**Activity**
Below are records; copy every line in them that holds the word "Edit".

Collected data entries:
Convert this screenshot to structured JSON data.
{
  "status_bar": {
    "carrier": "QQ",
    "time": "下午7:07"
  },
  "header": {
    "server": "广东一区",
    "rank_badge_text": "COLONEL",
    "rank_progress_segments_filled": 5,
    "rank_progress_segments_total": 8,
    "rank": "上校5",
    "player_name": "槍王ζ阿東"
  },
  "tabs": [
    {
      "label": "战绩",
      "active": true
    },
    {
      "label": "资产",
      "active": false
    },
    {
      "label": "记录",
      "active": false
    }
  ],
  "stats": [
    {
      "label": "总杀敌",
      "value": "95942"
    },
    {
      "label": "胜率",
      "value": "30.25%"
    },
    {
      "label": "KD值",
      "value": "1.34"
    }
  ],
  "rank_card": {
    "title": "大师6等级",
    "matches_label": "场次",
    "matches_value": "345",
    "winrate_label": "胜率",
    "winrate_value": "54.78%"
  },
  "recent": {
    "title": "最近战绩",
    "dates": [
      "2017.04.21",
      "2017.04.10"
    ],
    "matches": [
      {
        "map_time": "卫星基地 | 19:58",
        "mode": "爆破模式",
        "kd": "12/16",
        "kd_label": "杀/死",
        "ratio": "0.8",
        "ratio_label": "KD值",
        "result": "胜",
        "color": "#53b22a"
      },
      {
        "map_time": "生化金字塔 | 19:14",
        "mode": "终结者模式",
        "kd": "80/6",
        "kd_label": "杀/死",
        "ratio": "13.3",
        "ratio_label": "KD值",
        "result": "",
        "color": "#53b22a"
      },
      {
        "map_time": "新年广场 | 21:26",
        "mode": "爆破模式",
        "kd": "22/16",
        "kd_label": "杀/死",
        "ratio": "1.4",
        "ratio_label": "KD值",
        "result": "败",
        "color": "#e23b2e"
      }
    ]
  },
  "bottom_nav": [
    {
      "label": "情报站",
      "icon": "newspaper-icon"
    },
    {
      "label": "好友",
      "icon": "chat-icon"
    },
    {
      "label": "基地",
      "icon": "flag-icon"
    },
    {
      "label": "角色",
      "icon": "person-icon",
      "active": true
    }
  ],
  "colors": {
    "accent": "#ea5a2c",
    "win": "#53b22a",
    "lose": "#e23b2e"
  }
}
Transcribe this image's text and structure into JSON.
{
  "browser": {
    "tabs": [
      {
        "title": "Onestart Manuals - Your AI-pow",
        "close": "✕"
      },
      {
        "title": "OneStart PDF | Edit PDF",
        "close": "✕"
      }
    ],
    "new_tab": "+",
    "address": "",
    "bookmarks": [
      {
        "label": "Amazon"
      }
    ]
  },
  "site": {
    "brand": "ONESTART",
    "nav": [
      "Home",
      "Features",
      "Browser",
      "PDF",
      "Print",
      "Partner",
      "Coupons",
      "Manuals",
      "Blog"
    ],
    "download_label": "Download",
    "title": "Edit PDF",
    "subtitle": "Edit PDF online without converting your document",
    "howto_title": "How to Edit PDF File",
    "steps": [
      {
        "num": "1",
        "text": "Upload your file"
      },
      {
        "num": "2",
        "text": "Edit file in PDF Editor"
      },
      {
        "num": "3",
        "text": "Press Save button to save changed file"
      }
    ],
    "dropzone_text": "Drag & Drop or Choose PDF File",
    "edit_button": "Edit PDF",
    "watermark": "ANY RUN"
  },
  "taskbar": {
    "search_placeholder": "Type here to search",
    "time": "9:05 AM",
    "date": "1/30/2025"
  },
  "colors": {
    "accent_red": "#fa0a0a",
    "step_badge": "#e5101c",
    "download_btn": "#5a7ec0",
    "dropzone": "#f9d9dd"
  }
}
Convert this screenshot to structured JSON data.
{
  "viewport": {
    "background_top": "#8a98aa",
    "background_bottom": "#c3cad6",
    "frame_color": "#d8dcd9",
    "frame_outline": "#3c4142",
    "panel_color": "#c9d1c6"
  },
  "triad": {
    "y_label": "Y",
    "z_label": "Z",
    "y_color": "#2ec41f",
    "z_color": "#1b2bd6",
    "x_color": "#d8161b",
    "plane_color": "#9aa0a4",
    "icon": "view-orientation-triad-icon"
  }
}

**Expected answer**
        "title": "OneStart PDF | Edit PDF",
    "title": "Edit PDF",
    "subtitle": "Edit PDF online without converting your document",
    "howto_title": "How to Edit PDF File",
        "text": "Edit file in PDF Editor"
    "edit_button": "Edit PDF",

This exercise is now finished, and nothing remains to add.